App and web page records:
>>>
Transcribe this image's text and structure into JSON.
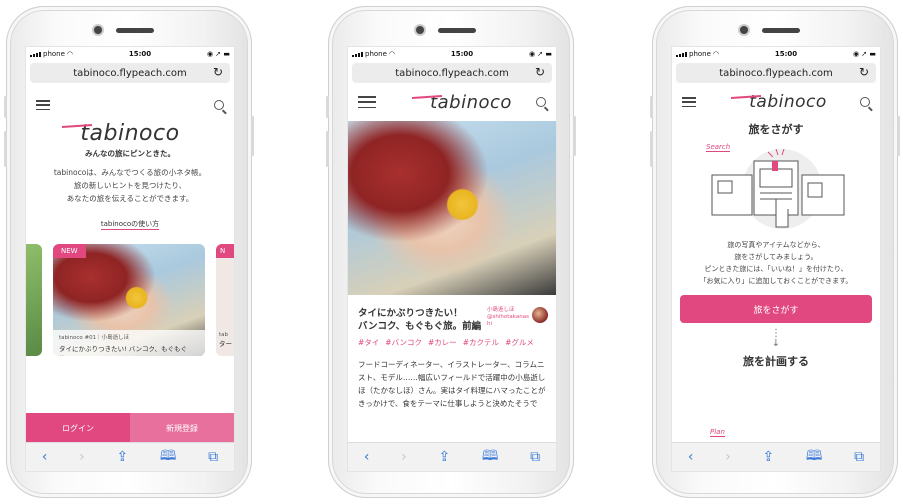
{
  "status": {
    "carrier": "phone",
    "time": "15:00",
    "right_icons": "◉ ➚ ▬"
  },
  "url": "tabinoco.flypeach.com",
  "brand": {
    "logo": "tabinoco",
    "accent": "#e0487f"
  },
  "left": {
    "tagline": "みんなの旅にピンときた。",
    "desc": [
      "tabinocoは、みんなでつくる旅の小ネタ帳。",
      "旅の新しいヒントを見つけたり、",
      "あなたの旅を伝えることができます。"
    ],
    "howto": "tabinocoの使い方",
    "card": {
      "badge": "NEW",
      "author": "tabinoco #01｜小島逝しほ",
      "title": "タイにかぶりつきたい! バンコク、もぐもぐ旅。",
      "peek_badge": "N",
      "peek_author": "tab",
      "peek_title": "ター"
    },
    "login": "ログイン",
    "signup": "新規登録"
  },
  "middle": {
    "title": "タイにかぶりつきたい！\nバンコク、もぐもぐ旅。前編",
    "author_name": "小島逝しほ",
    "author_handle": "@shihotakanas hi",
    "tags": [
      "#タイ",
      "#バンコク",
      "#カレー",
      "#カクテル",
      "#グルメ"
    ],
    "body": "フードコーディネーター、イラストレーター、コラムニスト、モデル……幅広いフィールドで活躍中の小島逝しほ（たかなしほ）さん。実はタイ料理にハマったことがきっかけで、食をテーマに仕事しようと決めたそうで"
  },
  "right": {
    "section1": "旅をさがす",
    "search_label": "Search",
    "desc": [
      "旅の写真やアイテムなどから、",
      "旅をさがしてみましょう。",
      "ピンときた旅には、「いいね！」を付けたり、",
      "「お気に入り」に追加しておくことができます。"
    ],
    "cta": "旅をさがす",
    "section2": "旅を計画する",
    "plan_label": "Plan"
  },
  "toolbar": {
    "back": "‹",
    "forward": "›",
    "share": "⇪",
    "bookmarks": "🕮",
    "tabs": "⧉"
  }
}
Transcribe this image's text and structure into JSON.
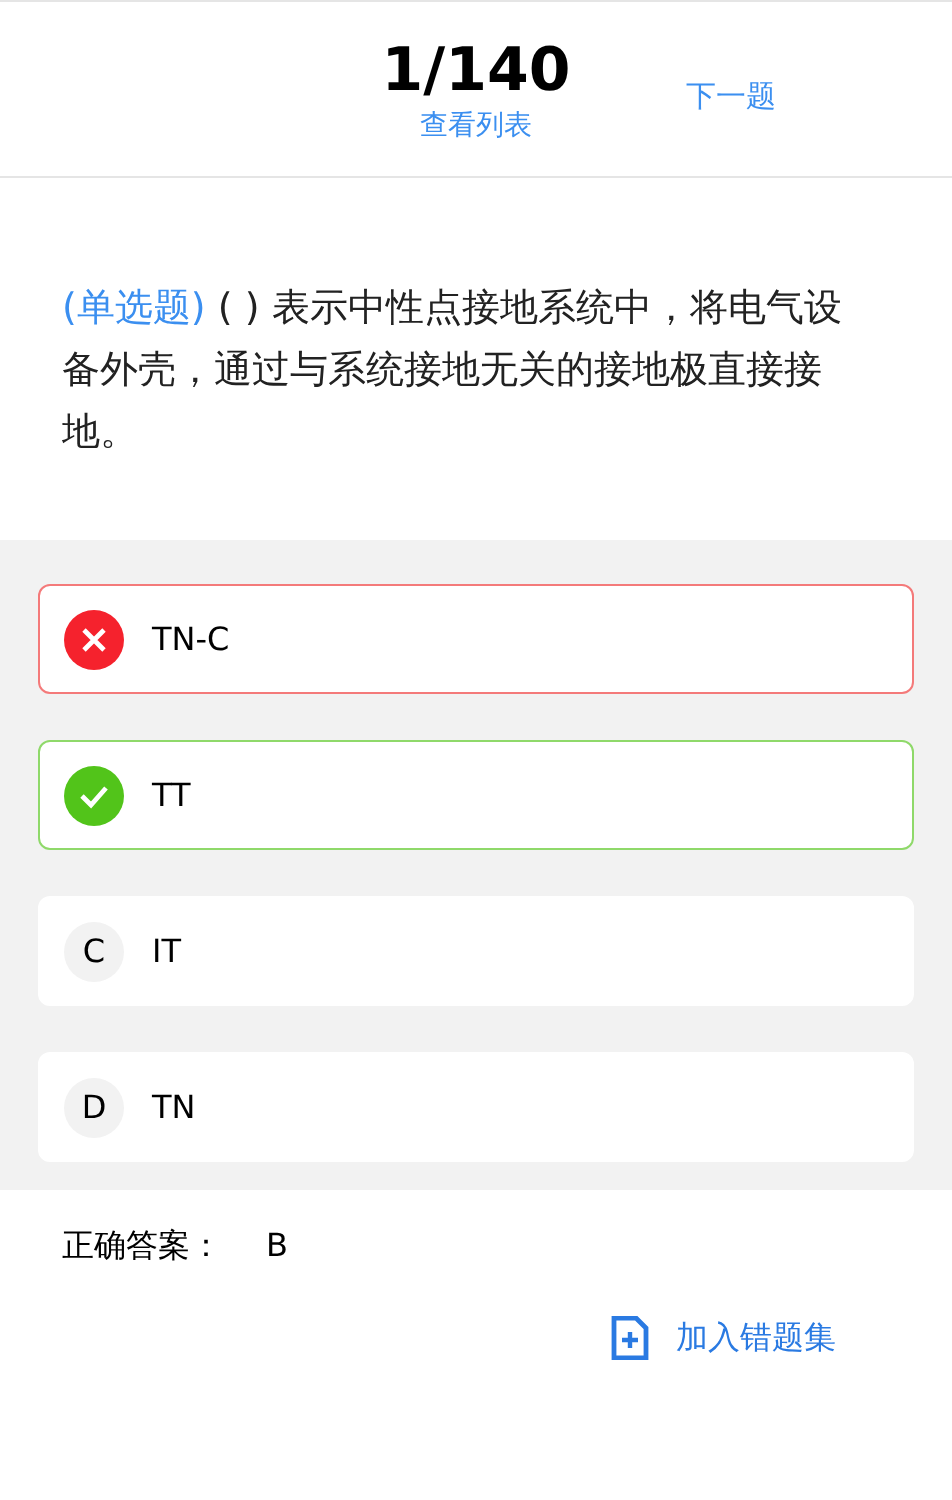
{
  "header": {
    "progress": "1/140",
    "list_link": "查看列表",
    "next_link": "下一题"
  },
  "question": {
    "type_label": "(单选题)",
    "text": "(    ) 表示中性点接地系统中，将电气设备外壳，通过与系统接地无关的接地极直接接地。"
  },
  "options": [
    {
      "kind": "wrong",
      "text": "TN-C"
    },
    {
      "kind": "correct",
      "text": "TT"
    },
    {
      "kind": "plain",
      "letter": "C",
      "text": "IT"
    },
    {
      "kind": "plain",
      "letter": "D",
      "text": "TN"
    }
  ],
  "answer": {
    "label": "正确答案：",
    "value": "B"
  },
  "add_button": {
    "label": "加入错题集"
  }
}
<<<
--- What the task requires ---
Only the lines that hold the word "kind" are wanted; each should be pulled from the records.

--- Solution to this problem ---
      "kind": "wrong",
      "kind": "correct",
      "kind": "plain",
      "kind": "plain",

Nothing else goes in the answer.